Exacerbating the liquidity malaise, Russia's largest industrial companies have been hit with margin calls from foreign banks — a result of prior heavy borrowing using corporate stocks as leverage. Without hesitation, the government rushed to the rescue of "oligarchs" with money from the Stabilization Fund.
Lending money to troubled banks and companies isn't a Russian invention. What nevertheless makes this "Russian" response peculiar is the ability of the Kremlin to use financial instruments like the Stabilization Fund – which, by the way, was established, in 2004, exactly for that purpose – instead of using money-printing machines.
Yet, it's falling oil prices and Russia's over-dependence on high prices of commodities to fulfill its budget obligations that makes this crisis so specifically "Russian" ("purely Russian crisis", one might say) — and the Kremlin's major headache. It's however blatantly ridiculous to equate — as some Kremlin critics attempt – the drop in oil prices with the inability of the authorities to control the economy, much less the political situation in the country.
Lower oil prices are a common sign (and, often, a consequence) of economic recessions; they are destined to rebound as the current crisis will give way to the next, inevitable, round of global economic growth.
The only question that seems to keep the Russian authorities awake at night is how long this particular recession will last. A government projection holds that even with the prices of oil staying at $30 per barrel, current reserves will push the economy through 2009-2010 "without problem."
In the middle of December, an anti-crisis commission headed by First Deputy Prime Minister, Igor Shuvalov, unveiled a list of 295 "anchor" ("системообразующих") companies, each of which will have a chance of receiving about $12-15 million of government money. The criteria for making the list included state or domestic ownership, minimums of $500 million in annual sales, and employment of at least 4,000 people.
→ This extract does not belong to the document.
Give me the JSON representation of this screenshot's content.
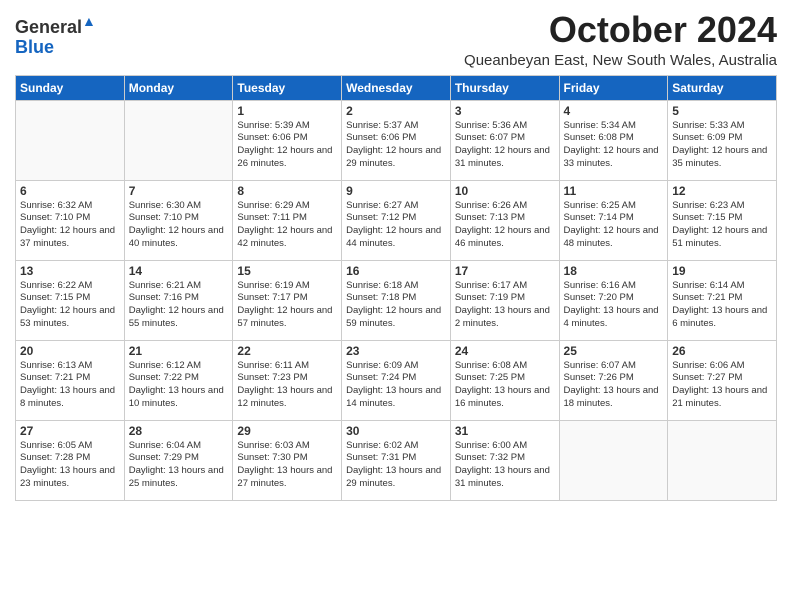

Preference was also given to so-called "city-forming" ("градообразующим") enterprises.